━━━ Entries provided
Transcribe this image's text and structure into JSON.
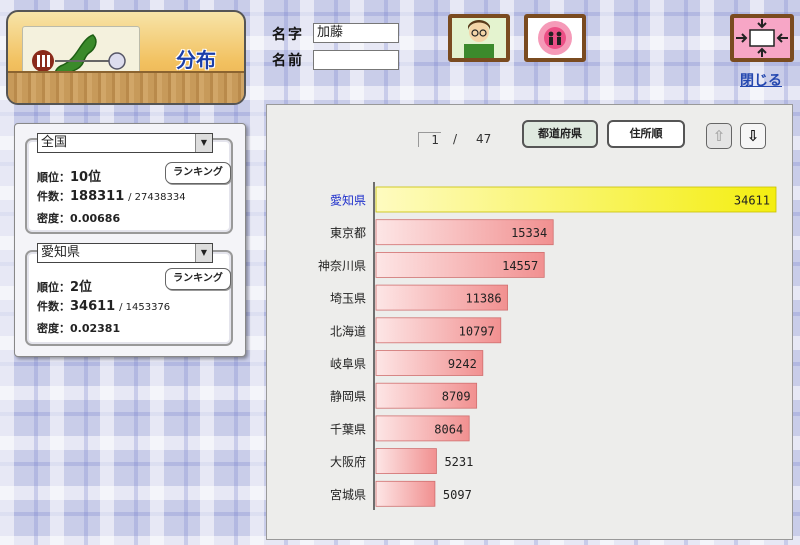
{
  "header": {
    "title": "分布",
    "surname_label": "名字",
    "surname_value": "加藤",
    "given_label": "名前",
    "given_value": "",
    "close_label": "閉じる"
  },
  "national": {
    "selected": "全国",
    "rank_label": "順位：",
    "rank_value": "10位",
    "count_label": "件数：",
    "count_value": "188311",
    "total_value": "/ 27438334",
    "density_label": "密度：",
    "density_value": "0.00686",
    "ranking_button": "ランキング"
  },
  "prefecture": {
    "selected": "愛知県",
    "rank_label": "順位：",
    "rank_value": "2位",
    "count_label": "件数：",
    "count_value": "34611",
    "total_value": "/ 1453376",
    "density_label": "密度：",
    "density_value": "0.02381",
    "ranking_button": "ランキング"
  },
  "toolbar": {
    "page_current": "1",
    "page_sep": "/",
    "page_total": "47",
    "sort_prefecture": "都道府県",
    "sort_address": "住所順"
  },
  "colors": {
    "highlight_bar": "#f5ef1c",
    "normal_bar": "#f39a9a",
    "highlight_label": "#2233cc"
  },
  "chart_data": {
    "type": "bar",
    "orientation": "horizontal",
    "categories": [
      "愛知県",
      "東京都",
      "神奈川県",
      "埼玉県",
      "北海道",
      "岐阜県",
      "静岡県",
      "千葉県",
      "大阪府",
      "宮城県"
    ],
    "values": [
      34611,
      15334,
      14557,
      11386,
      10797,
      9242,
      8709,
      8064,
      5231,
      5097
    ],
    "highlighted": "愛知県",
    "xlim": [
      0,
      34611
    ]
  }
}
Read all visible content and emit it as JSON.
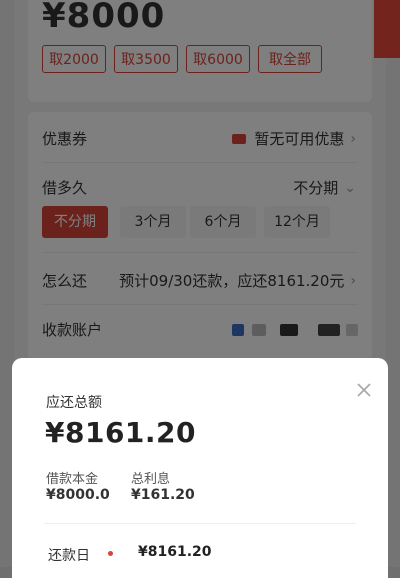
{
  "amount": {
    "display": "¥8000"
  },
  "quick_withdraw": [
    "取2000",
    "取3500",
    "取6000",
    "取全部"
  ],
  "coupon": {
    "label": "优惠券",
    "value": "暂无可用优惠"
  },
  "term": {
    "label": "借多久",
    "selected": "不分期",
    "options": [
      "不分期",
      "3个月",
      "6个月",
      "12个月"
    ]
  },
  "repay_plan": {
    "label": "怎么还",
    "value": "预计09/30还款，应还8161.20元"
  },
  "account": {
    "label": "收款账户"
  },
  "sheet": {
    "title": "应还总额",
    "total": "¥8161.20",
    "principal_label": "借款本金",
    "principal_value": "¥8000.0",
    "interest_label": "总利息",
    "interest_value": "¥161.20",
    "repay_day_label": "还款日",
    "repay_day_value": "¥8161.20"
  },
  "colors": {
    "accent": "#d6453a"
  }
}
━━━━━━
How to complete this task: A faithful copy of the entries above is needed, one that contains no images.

Completed task:
Transcribe this image's text and structure into JSON.
{
  "header": {
    "title": "分布",
    "surname_label": "名字",
    "surname_value": "加藤",
    "given_label": "名前",
    "given_value": "",
    "close_label": "閉じる"
  },
  "national": {
    "selected": "全国",
    "rank_label": "順位：",
    "rank_value": "10位",
    "count_label": "件数：",
    "count_value": "188311",
    "total_value": "/ 27438334",
    "density_label": "密度：",
    "density_value": "0.00686",
    "ranking_button": "ランキング"
  },
  "prefecture": {
    "selected": "愛知県",
    "rank_label": "順位：",
    "rank_value": "2位",
    "count_label": "件数：",
    "count_value": "34611",
    "total_value": "/ 1453376",
    "density_label": "密度：",
    "density_value": "0.02381",
    "ranking_button": "ランキング"
  },
  "toolbar": {
    "page_current": "1",
    "page_sep": "/",
    "page_total": "47",
    "sort_prefecture": "都道府県",
    "sort_address": "住所順"
  },
  "colors": {
    "highlight_bar": "#f5ef1c",
    "normal_bar": "#f39a9a",
    "highlight_label": "#2233cc"
  },
  "chart_data": {
    "type": "bar",
    "orientation": "horizontal",
    "categories": [
      "愛知県",
      "東京都",
      "神奈川県",
      "埼玉県",
      "北海道",
      "岐阜県",
      "静岡県",
      "千葉県",
      "大阪府",
      "宮城県"
    ],
    "values": [
      34611,
      15334,
      14557,
      11386,
      10797,
      9242,
      8709,
      8064,
      5231,
      5097
    ],
    "highlighted": "愛知県",
    "xlim": [
      0,
      34611
    ]
  }
}
Read all visible content and emit it as JSON.
{
  "amount": {
    "display": "¥8000"
  },
  "quick_withdraw": [
    "取2000",
    "取3500",
    "取6000",
    "取全部"
  ],
  "coupon": {
    "label": "优惠券",
    "value": "暂无可用优惠"
  },
  "term": {
    "label": "借多久",
    "selected": "不分期",
    "options": [
      "不分期",
      "3个月",
      "6个月",
      "12个月"
    ]
  },
  "repay_plan": {
    "label": "怎么还",
    "value": "预计09/30还款，应还8161.20元"
  },
  "account": {
    "label": "收款账户"
  },
  "sheet": {
    "title": "应还总额",
    "total": "¥8161.20",
    "principal_label": "借款本金",
    "principal_value": "¥8000.0",
    "interest_label": "总利息",
    "interest_value": "¥161.20",
    "repay_day_label": "还款日",
    "repay_day_value": "¥8161.20"
  },
  "colors": {
    "accent": "#d6453a"
  }
}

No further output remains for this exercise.